[Haskell-cafe] Efficient object identity (aka symbols as data)
Jacek.Generowicz at cern.ch
Thu May 26 12:31:18 CEST 2011
On 2011 May 26, at 11:59, Brandon Allbery wrote:
>> On Thu, May 26, 2011 at 05:41, Jacek Generowicz <Jacek.Generowicz at cern.ch
>> > wrote:
>>> On 2011 May 26, at 11:12, Brandon Allbery wrote:
>>> (Think gensym.
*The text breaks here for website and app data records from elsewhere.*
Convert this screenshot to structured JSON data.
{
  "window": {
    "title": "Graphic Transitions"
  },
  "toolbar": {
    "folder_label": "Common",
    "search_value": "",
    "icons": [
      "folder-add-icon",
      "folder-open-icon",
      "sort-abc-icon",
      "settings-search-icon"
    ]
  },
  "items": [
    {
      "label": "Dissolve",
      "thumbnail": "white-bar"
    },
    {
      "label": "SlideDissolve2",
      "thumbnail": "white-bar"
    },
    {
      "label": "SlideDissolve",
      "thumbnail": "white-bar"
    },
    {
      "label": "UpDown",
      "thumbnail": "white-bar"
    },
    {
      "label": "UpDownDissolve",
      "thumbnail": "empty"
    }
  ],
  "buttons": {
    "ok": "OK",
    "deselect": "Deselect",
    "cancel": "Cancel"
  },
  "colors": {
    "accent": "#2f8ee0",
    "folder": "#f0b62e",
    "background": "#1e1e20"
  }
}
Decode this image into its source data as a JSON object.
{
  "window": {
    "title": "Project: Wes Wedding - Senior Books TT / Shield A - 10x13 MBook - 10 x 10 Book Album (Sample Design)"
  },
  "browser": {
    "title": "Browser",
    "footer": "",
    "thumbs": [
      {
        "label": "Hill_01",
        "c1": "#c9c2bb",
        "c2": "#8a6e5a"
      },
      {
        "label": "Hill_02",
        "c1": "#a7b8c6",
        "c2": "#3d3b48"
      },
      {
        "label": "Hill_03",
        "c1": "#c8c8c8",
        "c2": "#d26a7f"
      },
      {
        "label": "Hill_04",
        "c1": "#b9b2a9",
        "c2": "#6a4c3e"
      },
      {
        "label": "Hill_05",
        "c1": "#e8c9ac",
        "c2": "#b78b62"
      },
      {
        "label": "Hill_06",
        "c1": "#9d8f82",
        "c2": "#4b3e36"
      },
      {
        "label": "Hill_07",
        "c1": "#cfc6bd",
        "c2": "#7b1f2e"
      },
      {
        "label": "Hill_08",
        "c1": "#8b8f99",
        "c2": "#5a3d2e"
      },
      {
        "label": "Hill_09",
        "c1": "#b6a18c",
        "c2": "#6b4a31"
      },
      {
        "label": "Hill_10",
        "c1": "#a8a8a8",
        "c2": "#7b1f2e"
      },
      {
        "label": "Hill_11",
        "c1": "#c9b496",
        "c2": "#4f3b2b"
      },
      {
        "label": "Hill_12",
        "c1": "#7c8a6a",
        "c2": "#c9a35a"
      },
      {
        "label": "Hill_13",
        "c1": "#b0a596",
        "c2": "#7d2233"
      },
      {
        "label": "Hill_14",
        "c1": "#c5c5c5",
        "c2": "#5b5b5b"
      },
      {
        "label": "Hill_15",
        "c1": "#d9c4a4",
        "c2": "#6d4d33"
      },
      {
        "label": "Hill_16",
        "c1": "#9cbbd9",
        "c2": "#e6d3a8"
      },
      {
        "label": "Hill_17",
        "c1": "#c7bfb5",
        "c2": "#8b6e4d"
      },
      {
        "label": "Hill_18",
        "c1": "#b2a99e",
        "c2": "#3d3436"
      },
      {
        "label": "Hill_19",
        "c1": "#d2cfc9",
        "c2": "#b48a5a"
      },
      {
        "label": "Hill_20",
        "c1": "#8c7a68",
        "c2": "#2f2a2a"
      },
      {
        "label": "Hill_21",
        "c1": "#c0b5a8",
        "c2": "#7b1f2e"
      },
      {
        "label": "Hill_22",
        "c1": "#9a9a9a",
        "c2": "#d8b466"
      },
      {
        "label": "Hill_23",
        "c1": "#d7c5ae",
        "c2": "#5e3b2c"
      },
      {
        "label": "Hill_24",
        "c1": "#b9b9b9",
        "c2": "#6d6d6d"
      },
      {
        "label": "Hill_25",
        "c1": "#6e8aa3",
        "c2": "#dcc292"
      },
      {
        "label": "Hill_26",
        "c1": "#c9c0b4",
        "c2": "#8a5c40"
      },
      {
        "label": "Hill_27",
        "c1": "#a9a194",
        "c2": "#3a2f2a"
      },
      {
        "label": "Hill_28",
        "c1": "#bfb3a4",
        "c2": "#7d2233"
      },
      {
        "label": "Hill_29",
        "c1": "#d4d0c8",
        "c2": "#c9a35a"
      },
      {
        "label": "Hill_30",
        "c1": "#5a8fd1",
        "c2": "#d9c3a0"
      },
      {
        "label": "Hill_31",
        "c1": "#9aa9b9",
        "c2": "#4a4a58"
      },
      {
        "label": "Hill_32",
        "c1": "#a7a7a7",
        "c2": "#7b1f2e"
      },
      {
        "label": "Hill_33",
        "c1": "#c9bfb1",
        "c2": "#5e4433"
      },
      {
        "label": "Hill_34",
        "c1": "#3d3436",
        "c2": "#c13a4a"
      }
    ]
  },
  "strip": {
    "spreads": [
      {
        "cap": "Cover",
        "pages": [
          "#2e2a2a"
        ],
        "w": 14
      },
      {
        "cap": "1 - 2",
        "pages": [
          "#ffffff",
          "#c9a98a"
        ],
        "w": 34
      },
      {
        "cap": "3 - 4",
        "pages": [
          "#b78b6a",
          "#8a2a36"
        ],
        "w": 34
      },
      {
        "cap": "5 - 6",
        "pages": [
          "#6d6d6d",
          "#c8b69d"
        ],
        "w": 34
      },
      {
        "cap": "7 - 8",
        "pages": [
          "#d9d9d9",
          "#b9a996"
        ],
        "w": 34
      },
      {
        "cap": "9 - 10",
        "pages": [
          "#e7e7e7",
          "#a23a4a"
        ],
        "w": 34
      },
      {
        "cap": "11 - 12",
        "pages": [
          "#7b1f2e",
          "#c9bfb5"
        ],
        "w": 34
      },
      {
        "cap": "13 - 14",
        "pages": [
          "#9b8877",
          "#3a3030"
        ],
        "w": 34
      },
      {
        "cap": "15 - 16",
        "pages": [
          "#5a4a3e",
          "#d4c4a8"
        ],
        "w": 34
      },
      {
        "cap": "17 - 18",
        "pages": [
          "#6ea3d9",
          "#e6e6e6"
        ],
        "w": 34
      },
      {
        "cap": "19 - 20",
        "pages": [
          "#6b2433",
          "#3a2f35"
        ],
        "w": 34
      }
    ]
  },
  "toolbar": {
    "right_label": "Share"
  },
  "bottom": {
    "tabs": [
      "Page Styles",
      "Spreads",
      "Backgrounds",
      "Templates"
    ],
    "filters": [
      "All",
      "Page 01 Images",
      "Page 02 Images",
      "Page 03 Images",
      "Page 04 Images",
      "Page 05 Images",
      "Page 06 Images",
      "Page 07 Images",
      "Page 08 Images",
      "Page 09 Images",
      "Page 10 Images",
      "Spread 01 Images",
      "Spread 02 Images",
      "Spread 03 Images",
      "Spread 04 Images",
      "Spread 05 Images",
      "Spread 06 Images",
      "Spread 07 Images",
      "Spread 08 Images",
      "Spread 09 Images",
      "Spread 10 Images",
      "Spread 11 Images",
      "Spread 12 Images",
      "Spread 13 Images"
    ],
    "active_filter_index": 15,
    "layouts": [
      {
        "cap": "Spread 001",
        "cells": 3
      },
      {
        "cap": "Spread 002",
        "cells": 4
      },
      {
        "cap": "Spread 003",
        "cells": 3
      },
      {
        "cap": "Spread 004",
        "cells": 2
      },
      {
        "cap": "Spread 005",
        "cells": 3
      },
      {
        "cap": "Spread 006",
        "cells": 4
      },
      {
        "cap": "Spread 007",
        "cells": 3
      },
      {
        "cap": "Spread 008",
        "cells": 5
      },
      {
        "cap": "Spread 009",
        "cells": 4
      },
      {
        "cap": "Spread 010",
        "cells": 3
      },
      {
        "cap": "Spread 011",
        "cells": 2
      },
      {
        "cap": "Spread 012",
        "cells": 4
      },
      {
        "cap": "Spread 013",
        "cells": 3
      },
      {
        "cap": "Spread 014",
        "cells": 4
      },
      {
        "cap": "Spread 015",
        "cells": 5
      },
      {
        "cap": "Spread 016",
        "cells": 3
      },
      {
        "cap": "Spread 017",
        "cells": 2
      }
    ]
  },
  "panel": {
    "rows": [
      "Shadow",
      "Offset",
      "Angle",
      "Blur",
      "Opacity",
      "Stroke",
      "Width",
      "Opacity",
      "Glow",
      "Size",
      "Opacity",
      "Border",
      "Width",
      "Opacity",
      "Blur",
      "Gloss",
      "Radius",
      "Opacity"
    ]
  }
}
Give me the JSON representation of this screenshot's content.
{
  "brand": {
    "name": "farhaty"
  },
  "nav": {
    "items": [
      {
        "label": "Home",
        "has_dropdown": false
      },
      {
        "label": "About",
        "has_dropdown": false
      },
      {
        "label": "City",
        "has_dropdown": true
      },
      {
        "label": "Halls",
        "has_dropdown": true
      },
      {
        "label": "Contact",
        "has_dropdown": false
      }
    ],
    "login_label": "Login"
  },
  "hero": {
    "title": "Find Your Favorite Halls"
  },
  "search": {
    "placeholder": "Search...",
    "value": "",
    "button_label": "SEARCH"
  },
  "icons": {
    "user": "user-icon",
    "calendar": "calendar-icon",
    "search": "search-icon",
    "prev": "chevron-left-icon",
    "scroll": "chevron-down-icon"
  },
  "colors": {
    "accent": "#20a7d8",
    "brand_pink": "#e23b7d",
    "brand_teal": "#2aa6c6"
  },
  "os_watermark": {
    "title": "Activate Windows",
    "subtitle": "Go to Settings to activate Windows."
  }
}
Hm, except last time I did anything serious with
>>> Lisp, it was Maclisp... does gensym even still exist, or did CL do
>>> something inscrutable with it?)
>> But gensym does seem to be overkill in the case I presented.
>> (...) In Lisp terms, I'm looking for make-symbol and intern.
> I think I just landed on "inscrutable";
Nah, it's probably just me confusing you.
> (gensym) used to do pretty much that, it rolled symbols starting
> from 'a0000 for the first one generated in a given interpreter.
It still does essentially that. (Just don't be fooled by the "name"
a0000: you can't access that symbol through that name. Aaaah, maybe in
Maclisp it really did intern them under that name, but that would
'(gensym)' in CL is a bit like 'object()' in Python or 'new
MyEmptyClass' in C++: the key point being that if you don't bind the
thing being created right now, you'll never be able to get your hands
on it again.
Coming back on topic: Yes, I could use gensym for my purposes (though
CL provides a variety of similar yet subtly different tools, which is
why gensym feels a bit weird in this context).
More information about the Haskell-Cafe